“This minimally-invasive procedure has the potential to treat heart failure patients whose disease is beyond medications but not severe enough for heart transplant or implantation of an external left ventricle assist device," added Mark B. Anderson, MD, the cardiac surgeon who participated in the groundbreaking LIVE procedure. 

The ALIVE study is recruiting patients who:

  • Have symptomatic heart failure (New York Heart Association functional class III or ambulatory class IV)
  • Are referred for treatment of left ventricular scars/aneurysms on the front of the heart that are contiguous
  • Have a left ventricular ejection fraction under 45%

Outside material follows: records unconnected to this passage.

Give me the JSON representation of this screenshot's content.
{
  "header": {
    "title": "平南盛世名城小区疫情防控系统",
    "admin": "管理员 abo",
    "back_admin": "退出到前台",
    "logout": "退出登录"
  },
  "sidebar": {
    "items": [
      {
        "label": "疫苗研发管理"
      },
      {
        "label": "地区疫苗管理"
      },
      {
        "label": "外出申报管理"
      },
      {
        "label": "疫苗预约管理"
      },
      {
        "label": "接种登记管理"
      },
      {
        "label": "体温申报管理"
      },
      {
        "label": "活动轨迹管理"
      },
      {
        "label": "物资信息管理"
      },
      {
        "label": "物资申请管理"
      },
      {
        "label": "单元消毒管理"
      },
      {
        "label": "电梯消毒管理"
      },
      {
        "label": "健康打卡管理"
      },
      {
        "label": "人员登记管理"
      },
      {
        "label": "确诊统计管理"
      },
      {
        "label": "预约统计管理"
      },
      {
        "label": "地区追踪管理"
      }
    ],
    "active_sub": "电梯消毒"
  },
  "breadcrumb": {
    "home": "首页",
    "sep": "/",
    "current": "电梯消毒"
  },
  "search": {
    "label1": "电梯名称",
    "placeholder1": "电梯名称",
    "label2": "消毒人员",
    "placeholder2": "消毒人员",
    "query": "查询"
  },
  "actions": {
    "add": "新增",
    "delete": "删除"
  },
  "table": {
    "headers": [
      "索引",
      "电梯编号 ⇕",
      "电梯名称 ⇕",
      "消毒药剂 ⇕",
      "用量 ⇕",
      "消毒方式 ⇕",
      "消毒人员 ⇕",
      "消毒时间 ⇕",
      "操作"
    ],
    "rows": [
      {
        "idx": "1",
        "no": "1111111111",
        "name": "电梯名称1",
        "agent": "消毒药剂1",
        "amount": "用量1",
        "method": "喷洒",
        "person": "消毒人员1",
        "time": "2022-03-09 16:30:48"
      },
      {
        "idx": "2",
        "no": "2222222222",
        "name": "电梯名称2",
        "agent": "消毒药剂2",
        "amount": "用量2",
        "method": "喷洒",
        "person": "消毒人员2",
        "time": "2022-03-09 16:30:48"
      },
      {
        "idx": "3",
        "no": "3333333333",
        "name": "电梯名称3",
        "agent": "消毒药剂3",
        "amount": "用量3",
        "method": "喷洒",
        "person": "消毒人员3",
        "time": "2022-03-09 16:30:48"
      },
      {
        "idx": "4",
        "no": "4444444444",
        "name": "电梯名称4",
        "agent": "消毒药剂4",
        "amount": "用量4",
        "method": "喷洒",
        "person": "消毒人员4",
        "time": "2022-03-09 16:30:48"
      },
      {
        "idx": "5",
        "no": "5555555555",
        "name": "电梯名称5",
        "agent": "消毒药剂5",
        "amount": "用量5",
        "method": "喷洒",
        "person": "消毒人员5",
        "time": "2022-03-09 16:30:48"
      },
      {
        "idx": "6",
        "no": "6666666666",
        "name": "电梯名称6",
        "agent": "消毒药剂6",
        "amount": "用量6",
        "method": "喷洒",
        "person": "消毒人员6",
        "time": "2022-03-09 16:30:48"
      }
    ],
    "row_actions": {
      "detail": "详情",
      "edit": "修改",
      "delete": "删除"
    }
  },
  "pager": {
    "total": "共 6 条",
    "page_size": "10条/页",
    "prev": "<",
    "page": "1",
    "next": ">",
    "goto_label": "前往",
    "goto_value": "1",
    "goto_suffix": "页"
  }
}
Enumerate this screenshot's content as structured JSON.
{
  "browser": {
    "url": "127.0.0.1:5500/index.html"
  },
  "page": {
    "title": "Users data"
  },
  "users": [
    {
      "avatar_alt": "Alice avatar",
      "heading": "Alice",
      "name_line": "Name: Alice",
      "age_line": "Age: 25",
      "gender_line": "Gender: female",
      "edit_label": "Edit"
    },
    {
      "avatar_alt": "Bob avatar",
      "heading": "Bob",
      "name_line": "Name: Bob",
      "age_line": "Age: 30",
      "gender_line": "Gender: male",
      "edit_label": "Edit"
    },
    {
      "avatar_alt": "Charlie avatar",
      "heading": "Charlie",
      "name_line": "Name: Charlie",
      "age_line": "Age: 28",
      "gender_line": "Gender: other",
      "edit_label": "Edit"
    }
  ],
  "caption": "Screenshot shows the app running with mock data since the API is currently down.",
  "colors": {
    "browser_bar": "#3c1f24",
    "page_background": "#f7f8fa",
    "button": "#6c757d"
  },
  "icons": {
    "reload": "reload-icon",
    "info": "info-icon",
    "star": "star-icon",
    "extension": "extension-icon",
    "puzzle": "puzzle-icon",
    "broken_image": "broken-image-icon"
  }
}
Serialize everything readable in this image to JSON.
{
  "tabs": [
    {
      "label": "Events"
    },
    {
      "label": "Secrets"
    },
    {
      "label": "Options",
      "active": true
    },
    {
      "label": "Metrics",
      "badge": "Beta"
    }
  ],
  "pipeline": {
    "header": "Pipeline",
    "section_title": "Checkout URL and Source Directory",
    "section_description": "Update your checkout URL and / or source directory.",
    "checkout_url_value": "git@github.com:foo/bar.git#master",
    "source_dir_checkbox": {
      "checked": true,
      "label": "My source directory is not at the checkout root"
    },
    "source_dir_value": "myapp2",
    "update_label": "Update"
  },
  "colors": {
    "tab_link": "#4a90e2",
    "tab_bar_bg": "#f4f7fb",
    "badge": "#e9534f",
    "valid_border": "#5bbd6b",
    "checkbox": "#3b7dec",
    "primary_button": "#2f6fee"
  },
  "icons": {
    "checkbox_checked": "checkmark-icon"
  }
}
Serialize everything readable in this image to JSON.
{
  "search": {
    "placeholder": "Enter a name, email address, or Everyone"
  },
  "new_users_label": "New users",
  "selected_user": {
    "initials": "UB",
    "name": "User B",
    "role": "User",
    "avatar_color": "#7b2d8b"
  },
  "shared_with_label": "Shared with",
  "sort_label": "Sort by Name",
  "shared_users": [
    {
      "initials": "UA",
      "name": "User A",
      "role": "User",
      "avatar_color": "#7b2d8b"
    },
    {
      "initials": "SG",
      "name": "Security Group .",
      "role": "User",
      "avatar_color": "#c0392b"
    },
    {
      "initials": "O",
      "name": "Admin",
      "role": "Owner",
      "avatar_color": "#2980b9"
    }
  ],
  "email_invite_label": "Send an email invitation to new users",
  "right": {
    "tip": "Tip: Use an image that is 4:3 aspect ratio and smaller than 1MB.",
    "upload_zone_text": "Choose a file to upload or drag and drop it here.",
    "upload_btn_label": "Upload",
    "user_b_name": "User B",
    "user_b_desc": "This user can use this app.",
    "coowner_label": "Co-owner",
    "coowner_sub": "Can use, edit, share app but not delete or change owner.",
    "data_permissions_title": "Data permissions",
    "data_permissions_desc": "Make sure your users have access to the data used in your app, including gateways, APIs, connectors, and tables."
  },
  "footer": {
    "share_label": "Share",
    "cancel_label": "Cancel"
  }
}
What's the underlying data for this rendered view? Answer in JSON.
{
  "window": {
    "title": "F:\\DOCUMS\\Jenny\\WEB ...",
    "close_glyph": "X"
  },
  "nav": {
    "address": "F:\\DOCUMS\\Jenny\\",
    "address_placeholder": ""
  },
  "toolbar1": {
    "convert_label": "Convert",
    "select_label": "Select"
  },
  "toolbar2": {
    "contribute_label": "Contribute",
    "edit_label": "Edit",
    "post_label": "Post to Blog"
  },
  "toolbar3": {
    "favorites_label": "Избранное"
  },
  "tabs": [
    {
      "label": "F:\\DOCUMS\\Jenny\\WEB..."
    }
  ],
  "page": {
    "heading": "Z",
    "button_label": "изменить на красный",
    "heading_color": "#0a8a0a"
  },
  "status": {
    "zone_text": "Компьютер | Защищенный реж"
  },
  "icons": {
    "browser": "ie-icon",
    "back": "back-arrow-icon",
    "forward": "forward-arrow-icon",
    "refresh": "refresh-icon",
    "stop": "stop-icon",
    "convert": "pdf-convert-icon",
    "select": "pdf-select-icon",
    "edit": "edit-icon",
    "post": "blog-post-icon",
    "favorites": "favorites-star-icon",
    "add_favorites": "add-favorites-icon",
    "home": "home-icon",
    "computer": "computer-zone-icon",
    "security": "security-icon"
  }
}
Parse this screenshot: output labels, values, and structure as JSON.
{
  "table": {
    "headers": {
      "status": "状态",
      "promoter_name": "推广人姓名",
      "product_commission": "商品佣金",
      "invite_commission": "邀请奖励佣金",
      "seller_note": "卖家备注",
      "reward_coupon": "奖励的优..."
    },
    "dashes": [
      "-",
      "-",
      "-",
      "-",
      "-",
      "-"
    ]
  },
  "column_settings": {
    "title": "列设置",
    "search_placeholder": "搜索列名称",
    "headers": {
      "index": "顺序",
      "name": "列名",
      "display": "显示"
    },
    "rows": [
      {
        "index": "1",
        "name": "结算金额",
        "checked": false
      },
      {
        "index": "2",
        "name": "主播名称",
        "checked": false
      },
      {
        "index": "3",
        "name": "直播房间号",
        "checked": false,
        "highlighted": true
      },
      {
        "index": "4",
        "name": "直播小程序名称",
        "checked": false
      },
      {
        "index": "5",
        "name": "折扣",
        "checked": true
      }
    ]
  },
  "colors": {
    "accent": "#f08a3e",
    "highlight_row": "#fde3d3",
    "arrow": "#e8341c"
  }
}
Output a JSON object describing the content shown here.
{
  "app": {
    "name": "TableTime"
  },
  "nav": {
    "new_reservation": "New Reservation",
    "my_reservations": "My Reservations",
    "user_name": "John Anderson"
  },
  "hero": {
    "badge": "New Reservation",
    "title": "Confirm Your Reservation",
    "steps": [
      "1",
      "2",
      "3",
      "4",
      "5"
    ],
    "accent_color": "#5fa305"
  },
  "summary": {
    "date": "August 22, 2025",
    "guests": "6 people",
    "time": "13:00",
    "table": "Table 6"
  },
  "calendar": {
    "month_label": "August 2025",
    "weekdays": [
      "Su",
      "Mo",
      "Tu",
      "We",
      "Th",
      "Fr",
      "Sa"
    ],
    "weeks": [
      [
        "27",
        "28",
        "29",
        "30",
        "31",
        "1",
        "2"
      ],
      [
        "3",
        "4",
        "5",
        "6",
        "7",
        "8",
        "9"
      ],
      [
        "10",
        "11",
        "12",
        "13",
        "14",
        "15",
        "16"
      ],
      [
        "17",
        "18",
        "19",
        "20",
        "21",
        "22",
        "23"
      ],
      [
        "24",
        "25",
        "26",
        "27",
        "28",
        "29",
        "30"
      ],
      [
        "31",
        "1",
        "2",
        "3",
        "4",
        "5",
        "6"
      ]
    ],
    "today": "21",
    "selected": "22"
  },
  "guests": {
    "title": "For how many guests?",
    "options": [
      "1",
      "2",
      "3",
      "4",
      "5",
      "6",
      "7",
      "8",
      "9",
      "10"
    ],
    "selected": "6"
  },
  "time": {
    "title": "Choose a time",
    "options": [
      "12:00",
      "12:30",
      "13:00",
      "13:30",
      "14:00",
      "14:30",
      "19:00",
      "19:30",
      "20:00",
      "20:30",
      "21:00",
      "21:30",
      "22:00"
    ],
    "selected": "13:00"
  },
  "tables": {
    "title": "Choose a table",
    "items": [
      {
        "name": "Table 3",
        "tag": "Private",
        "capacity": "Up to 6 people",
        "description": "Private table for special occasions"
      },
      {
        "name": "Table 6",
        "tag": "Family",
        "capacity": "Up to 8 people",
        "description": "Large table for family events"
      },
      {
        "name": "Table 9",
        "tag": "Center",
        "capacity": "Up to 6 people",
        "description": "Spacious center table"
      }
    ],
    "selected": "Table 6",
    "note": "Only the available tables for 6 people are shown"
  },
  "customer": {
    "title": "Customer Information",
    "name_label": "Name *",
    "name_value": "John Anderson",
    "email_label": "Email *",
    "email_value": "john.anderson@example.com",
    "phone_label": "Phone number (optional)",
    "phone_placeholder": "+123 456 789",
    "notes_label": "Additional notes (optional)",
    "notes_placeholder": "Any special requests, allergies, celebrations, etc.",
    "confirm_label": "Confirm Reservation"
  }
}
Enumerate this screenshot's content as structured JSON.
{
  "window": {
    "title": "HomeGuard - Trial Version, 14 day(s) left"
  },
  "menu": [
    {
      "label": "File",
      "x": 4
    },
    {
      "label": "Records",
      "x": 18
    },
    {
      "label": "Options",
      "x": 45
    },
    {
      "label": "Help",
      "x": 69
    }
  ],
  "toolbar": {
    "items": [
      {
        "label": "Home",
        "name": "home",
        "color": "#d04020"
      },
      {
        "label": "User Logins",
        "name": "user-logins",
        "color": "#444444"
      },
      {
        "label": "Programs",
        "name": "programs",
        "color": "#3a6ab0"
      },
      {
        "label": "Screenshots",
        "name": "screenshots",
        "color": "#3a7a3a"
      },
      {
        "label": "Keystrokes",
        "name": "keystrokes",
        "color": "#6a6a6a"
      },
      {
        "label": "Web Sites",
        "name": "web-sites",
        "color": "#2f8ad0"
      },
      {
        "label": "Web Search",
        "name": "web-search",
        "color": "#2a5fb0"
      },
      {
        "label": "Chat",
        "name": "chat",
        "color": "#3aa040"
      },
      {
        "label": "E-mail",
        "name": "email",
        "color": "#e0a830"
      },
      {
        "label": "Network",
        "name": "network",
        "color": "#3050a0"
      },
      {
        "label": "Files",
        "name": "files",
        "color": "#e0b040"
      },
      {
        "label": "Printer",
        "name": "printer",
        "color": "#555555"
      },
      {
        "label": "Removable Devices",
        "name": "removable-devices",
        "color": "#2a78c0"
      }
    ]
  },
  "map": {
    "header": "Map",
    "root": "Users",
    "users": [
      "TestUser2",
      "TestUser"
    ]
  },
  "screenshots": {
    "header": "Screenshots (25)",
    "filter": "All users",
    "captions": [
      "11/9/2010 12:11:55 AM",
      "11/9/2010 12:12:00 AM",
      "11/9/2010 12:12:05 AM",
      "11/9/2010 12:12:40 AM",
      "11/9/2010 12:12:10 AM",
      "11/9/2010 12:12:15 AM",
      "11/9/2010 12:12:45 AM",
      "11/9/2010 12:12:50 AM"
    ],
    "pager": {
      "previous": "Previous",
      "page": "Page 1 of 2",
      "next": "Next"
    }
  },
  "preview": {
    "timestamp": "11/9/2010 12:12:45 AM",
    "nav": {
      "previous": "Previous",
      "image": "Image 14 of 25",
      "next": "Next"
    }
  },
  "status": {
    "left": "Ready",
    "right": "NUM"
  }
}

Hackensack University Medical Center, a 771-bed nonprofit teaching and research hospital located in Bergen County, is the largest provider of inpatient and outpatient services in New Jersey.  Founded in 1888, it was the county’s first hospital. It was the first hospital in New Jersey and second in the nation to become a Magnet®-recognized hospital for nursing excellence, receiving its sixth consecutive designation in 2019 from the American Nurses Credentialing Center. The academic flagship of the Hackensack Meridian Health network, Hackensack University Medical Center ranked #1 in New Jersey and #7 in the New York metro area by U.S. News & World Report’s 2021-2022 “Best Hospitals” Honor Roll. Hackensack University Medical Center is also rated as High Performing in 14 procedures and conditions, and sets the standard for all New Jersey hospitals in several specialties including New Jersey's only nationally-ranked Neurology & Neurosurgery and Urology programs; ranked nationally in Cardiology & Heart Surgery; New Jersey’s Best Urology and Neurology & Neurosurgery programs since 2013; with Cardiology & Heart Surgery, Gastroenterology & GI Surgery, Geriatrics and Orthopedics ranked among the top in New Jersey.  This award-winning care is provided on a campus that is home to facilities such as John Theurer Cancer Center, a consortium member of the NCI-designated Georgetown Lombardi Comprehensive Cancer Center and recognized as the #1 hospital for cancer care in New Jersey by U.S. News & World Report’s 2021-22 "Best Hospitals" Honor Roll; the Heart & Vascular Hospital; and the Sarkis and Siran Gabrellian Women’s and Children’s Pavilion, which houses the Joseph M. Sanzari Children’s Hospital and Donna A. Sanzari Women’s Hospital, recognized as being in the top 1% of children’s hospitals in the nation and #1 children’s hospital in New Jersey by U.S. News & World Report’s 2021-22 "Best Hospitals" Honor Roll; as well as the Deirdre Imus Environmental Health Center. Hackensack University Medical Center is listed on the Green Guide’s list of Top 10 Green Hospitals in the U.S. Our comprehensive clinical research portfolio includes studies focused on precision medicine, translational medicine, immunotherapy, cell therapy, and vaccine development. The hospital has embarked on the largest healthcare expansion project ever approved by the state: Construction of the Helena Theurer Pavilion, a 530,000-sq.-ft., nine-story building, which began in 2019. A $714.2 million endeavor, the pavilion is one the largest healthcare capital projects in New Jersey and will house 24 state-of-the-art operating rooms with intraoperative MRI capability, 50 ICU beds, and 150 private patient rooms, including a dedicated 50-bed Orthopedic Institute.